_Work instructions_. Write out the data below in full, please. Keep every character as given.

(Stored items)
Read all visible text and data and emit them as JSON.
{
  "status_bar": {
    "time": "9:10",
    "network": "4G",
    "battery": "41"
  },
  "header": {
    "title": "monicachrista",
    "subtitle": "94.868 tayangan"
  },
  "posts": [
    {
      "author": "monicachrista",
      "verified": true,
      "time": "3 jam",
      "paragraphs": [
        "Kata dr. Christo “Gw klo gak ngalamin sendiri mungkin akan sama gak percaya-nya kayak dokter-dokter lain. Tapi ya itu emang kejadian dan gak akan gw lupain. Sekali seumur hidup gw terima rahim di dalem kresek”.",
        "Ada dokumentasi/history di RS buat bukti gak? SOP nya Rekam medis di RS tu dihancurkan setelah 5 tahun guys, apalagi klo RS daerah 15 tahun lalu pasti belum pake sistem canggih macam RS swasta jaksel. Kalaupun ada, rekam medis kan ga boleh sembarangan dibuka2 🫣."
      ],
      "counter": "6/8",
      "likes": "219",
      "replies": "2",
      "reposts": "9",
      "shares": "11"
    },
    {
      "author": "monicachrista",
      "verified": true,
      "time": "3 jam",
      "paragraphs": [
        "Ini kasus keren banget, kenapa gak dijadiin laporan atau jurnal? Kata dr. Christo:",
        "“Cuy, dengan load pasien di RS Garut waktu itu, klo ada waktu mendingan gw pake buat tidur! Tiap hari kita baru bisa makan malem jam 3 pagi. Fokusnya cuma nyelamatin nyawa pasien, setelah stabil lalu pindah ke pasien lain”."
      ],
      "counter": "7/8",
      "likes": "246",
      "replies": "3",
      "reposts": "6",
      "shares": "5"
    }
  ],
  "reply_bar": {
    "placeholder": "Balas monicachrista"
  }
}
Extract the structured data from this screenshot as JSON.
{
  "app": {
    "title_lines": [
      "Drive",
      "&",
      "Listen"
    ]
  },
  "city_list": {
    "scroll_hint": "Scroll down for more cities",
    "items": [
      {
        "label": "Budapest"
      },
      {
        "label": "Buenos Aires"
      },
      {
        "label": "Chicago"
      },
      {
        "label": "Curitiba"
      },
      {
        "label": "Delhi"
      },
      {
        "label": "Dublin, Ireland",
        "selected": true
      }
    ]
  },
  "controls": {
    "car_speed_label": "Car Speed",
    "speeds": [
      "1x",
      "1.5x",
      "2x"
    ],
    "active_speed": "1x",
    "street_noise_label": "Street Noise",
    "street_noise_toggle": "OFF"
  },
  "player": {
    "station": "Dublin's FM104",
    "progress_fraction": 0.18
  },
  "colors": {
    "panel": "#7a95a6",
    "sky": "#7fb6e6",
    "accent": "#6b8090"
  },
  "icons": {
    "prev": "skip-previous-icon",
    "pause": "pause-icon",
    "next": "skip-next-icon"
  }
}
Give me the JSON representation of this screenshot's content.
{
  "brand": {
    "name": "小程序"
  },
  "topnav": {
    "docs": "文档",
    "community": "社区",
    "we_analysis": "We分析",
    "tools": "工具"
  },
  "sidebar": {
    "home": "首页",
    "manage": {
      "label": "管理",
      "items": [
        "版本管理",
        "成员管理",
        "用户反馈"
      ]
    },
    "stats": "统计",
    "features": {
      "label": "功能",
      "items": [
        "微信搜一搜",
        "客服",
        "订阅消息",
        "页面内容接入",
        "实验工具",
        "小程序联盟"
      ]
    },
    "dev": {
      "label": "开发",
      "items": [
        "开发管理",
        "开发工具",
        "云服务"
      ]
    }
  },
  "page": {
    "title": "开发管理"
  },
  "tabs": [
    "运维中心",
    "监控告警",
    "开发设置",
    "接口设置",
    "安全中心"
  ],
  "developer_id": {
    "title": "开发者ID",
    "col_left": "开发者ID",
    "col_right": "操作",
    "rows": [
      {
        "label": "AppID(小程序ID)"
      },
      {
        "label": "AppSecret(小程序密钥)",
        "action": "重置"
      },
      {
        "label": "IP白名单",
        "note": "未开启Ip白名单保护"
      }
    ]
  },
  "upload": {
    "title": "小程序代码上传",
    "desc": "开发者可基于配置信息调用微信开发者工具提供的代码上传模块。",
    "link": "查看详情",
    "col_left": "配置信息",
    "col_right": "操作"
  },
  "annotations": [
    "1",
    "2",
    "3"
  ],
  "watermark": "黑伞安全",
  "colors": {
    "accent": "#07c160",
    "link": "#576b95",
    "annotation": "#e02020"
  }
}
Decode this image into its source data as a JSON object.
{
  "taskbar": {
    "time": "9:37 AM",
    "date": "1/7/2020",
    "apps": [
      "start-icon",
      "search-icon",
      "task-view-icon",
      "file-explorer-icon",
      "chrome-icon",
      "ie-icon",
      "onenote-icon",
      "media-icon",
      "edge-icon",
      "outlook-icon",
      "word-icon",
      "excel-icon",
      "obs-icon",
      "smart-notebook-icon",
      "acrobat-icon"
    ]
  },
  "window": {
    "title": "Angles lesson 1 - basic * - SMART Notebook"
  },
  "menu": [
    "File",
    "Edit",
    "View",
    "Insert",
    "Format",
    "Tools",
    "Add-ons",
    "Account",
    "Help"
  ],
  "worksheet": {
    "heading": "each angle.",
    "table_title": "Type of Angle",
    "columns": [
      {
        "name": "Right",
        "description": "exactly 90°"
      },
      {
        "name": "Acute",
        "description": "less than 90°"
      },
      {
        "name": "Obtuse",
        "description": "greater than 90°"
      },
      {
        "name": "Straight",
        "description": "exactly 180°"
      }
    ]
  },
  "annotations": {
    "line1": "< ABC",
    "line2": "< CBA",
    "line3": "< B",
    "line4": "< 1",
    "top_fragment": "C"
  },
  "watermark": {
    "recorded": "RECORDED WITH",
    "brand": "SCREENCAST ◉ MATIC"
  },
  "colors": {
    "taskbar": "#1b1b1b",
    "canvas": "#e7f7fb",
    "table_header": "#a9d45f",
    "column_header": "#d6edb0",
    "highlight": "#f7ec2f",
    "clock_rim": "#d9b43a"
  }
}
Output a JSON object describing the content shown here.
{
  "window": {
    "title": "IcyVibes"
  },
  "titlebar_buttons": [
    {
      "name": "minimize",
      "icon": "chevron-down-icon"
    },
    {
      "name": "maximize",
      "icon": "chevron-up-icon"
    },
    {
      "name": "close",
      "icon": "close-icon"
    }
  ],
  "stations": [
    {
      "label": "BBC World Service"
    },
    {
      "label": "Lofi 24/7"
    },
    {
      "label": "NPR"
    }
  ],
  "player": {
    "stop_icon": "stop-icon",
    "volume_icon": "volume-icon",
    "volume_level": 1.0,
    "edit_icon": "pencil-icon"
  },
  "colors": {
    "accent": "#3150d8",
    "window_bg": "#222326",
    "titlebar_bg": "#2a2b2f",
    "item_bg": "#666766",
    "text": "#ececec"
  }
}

_Answer to this task_.
Read all visible text and data and emit them as JSON.
{
  "status_bar": {
    "time": "9:10",
    "network": "4G",
    "battery": "41"
  },
  "header": {
    "title": "monicachrista",
    "subtitle": "94.868 tayangan"
  },
  "posts": [
    {
      "author": "monicachrista",
      "verified": true,
      "time": "3 jam",
      "paragraphs": [
        "Kata dr. Christo “Gw klo gak ngalamin sendiri mungkin akan sama gak percaya-nya kayak dokter-dokter lain. Tapi ya itu emang kejadian dan gak akan gw lupain. Sekali seumur hidup gw terima rahim di dalem kresek”.",
        "Ada dokumentasi/history di RS buat bukti gak? SOP nya Rekam medis di RS tu dihancurkan setelah 5 tahun guys, apalagi klo RS daerah 15 tahun lalu pasti belum pake sistem canggih macam RS swasta jaksel. Kalaupun ada, rekam medis kan ga boleh sembarangan dibuka2 🫣."
      ],
      "counter": "6/8",
      "likes": "219",
      "replies": "2",
      "reposts": "9",
      "shares": "11"
    },
    {
      "author": "monicachrista",
      "verified": true,
      "time": "3 jam",
      "paragraphs": [
        "Ini kasus keren banget, kenapa gak dijadiin laporan atau jurnal? Kata dr. Christo:",
        "“Cuy, dengan load pasien di RS Garut waktu itu, klo ada waktu mendingan gw pake buat tidur! Tiap hari kita baru bisa makan malem jam 3 pagi. Fokusnya cuma nyelamatin nyawa pasien, setelah stabil lalu pindah ke pasien lain”."
      ],
      "counter": "7/8",
      "likes": "246",
      "replies": "3",
      "reposts": "6",
      "shares": "5"
    }
  ],
  "reply_bar": {
    "placeholder": "Balas monicachrista"
  }
}
Extract the structured data from this screenshot as JSON.
{
  "app": {
    "title_lines": [
      "Drive",
      "&",
      "Listen"
    ]
  },
  "city_list": {
    "scroll_hint": "Scroll down for more cities",
    "items": [
      {
        "label": "Budapest"
      },
      {
        "label": "Buenos Aires"
      },
      {
        "label": "Chicago"
      },
      {
        "label": "Curitiba"
      },
      {
        "label": "Delhi"
      },
      {
        "label": "Dublin, Ireland",
        "selected": true
      }
    ]
  },
  "controls": {
    "car_speed_label": "Car Speed",
    "speeds": [
      "1x",
      "1.5x",
      "2x"
    ],
    "active_speed": "1x",
    "street_noise_label": "Street Noise",
    "street_noise_toggle": "OFF"
  },
  "player": {
    "station": "Dublin's FM104",
    "progress_fraction": 0.18
  },
  "colors": {
    "panel": "#7a95a6",
    "sky": "#7fb6e6",
    "accent": "#6b8090"
  },
  "icons": {
    "prev": "skip-previous-icon",
    "pause": "pause-icon",
    "next": "skip-next-icon"
  }
}
Give me the JSON representation of this screenshot's content.
{
  "brand": {
    "name": "小程序"
  },
  "topnav": {
    "docs": "文档",
    "community": "社区",
    "we_analysis": "We分析",
    "tools": "工具"
  },
  "sidebar": {
    "home": "首页",
    "manage": {
      "label": "管理",
      "items": [
        "版本管理",
        "成员管理",
        "用户反馈"
      ]
    },
    "stats": "统计",
    "features": {
      "label": "功能",
      "items": [
        "微信搜一搜",
        "客服",
        "订阅消息",
        "页面内容接入",
        "实验工具",
        "小程序联盟"
      ]
    },
    "dev": {
      "label": "开发",
      "items": [
        "开发管理",
        "开发工具",
        "云服务"
      ]
    }
  },
  "page": {
    "title": "开发管理"
  },
  "tabs": [
    "运维中心",
    "监控告警",
    "开发设置",
    "接口设置",
    "安全中心"
  ],
  "developer_id": {
    "title": "开发者ID",
    "col_left": "开发者ID",
    "col_right": "操作",
    "rows": [
      {
        "label": "AppID(小程序ID)"
      },
      {
        "label": "AppSecret(小程序密钥)",
        "action": "重置"
      },
      {
        "label": "IP白名单",
        "note": "未开启Ip白名单保护"
      }
    ]
  },
  "upload": {
    "title": "小程序代码上传",
    "desc": "开发者可基于配置信息调用微信开发者工具提供的代码上传模块。",
    "link": "查看详情",
    "col_left": "配置信息",
    "col_right": "操作"
  },
  "annotations": [
    "1",
    "2",
    "3"
  ],
  "watermark": "黑伞安全",
  "colors": {
    "accent": "#07c160",
    "link": "#576b95",
    "annotation": "#e02020"
  }
}
Decode this image into its source data as a JSON object.
{
  "taskbar": {
    "time": "9:37 AM",
    "date": "1/7/2020",
    "apps": [
      "start-icon",
      "search-icon",
      "task-view-icon",
      "file-explorer-icon",
      "chrome-icon",
      "ie-icon",
      "onenote-icon",
      "media-icon",
      "edge-icon",
      "outlook-icon",
      "word-icon",
      "excel-icon",
      "obs-icon",
      "smart-notebook-icon",
      "acrobat-icon"
    ]
  },
  "window": {
    "title": "Angles lesson 1 - basic * - SMART Notebook"
  },
  "menu": [
    "File",
    "Edit",
    "View",
    "Insert",
    "Format",
    "Tools",
    "Add-ons",
    "Account",
    "Help"
  ],
  "worksheet": {
    "heading": "each angle.",
    "table_title": "Type of Angle",
    "columns": [
      {
        "name": "Right",
        "description": "exactly 90°"
      },
      {
        "name": "Acute",
        "description": "less than 90°"
      },
      {
        "name": "Obtuse",
        "description": "greater than 90°"
      },
      {
        "name": "Straight",
        "description": "exactly 180°"
      }
    ]
  },
  "annotations": {
    "line1": "< ABC",
    "line2": "< CBA",
    "line3": "< B",
    "line4": "< 1",
    "top_fragment": "C"
  },
  "watermark": {
    "recorded": "RECORDED WITH",
    "brand": "SCREENCAST ◉ MATIC"
  },
  "colors": {
    "taskbar": "#1b1b1b",
    "canvas": "#e7f7fb",
    "table_header": "#a9d45f",
    "column_header": "#d6edb0",
    "highlight": "#f7ec2f",
    "clock_rim": "#d9b43a"
  }
}
Output a JSON object describing the content shown here.
{
  "window": {
    "title": "IcyVibes"
  },
  "titlebar_buttons": [
    {
      "name": "minimize",
      "icon": "chevron-down-icon"
    },
    {
      "name": "maximize",
      "icon": "chevron-up-icon"
    },
    {
      "name": "close",
      "icon": "close-icon"
    }
  ],
  "stations": [
    {
      "label": "BBC World Service"
    },
    {
      "label": "Lofi 24/7"
    },
    {
      "label": "NPR"
    }
  ],
  "player": {
    "stop_icon": "stop-icon",
    "volume_icon": "volume-icon",
    "volume_level": 1.0,
    "edit_icon": "pencil-icon"
  },
  "colors": {
    "accent": "#3150d8",
    "window_bg": "#222326",
    "titlebar_bg": "#2a2b2f",
    "item_bg": "#666766",
    "text": "#ececec"
  }
}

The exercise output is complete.